Some of its targets have been bad apples, but others have been ordinary businesses subjected, in effect, to clandestine shakedown operations. Rather than improving the consumer environment for Americans, in 2012 alone the CFPB “increased the cost of consumer credit by a total of $17 billion and depressed job creation by about 150,000 jobs,” according to estimates of a House oversight committee.

Its champions claimed that the CFPB would streamline the regulatory landscape of the financial services industry. But that landscape was already encrusted with layers and layers of government regulations and regulators — from state audits to the FDIC, federal regulations (like Truth-in-Lending), Fair Credit Reporting, rules against discrimination, the Federal Reserve, the Office of the Comptroller of the Currency, the Federal Trade Commission, and the Office of Thrift Supervision (the only agency replaced by the CFPB).

If the CFPB was meant to simplify regulations, why were all of these presumably redundant agencies not abolished?

In reality, the CFPB is a political entity with arbitrary powers, pushed quickly through by a Democratically-controlled Congress and signed by a Democratic president. The former CFPB lawyer Ronald Rubin has recently revealed what critics had long suspected: The vetting process for CFPB jobs was engineered to create a bureau staffed almost entirely by partisan Democrats.

Rather than creating an agency “independent from politicians beholden to the financial industry,” Congress in 2010 created an “agency independent from Republicans.”

If President Trump is looking for ways to make good on his pledge to slash counterproductive regulations, he should support the Cruz-Ratcliffe effort to abolish the CFPB.

Jay Richards, PhD, is author of the New York Times bestselling book on the 2008 financial crisis, “Infiltrated,” assistant research professor at The Catholic University of America’s Business School, and a Senior Fellow at the Discovery Institute.

Jay W. Richards

Senior Fellow at Discovery, Senior Research Fellow at Heritage Foundation
Jay W. Richards, Ph.D., is the William E. Simon Senior Research Fellow at the Heritage Foundation, a Senior Fellow at the Discovery Institute, and the Executive Editor of The Stream.

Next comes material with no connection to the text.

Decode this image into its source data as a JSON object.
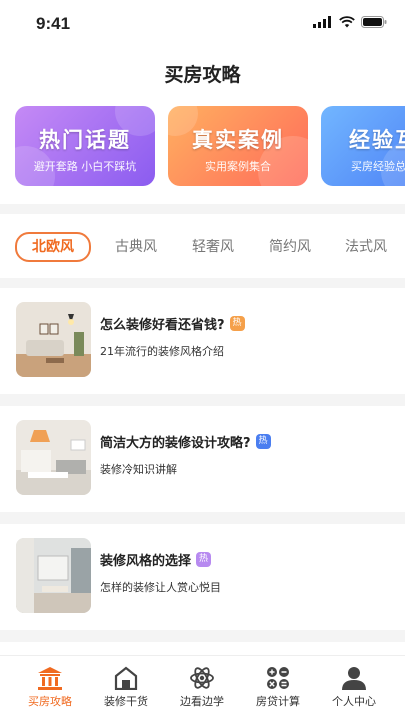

Richards is author or editor of more than a dozen books, including the New York Times bestsellers Infiltrated (2013) and Indivisible (2012); The Human Advantage; Money, Greed, and God, winner of a 2010 Templeton Enterprise Award; The Hobbit Party with Jonathan Witt; and Eat, Fast, Feast. His most recent book, with Douglas Axe and William Briggs, is The Price of Panic: How the Tyranny of Experts Turned a Pandemic Into a Catastrophe.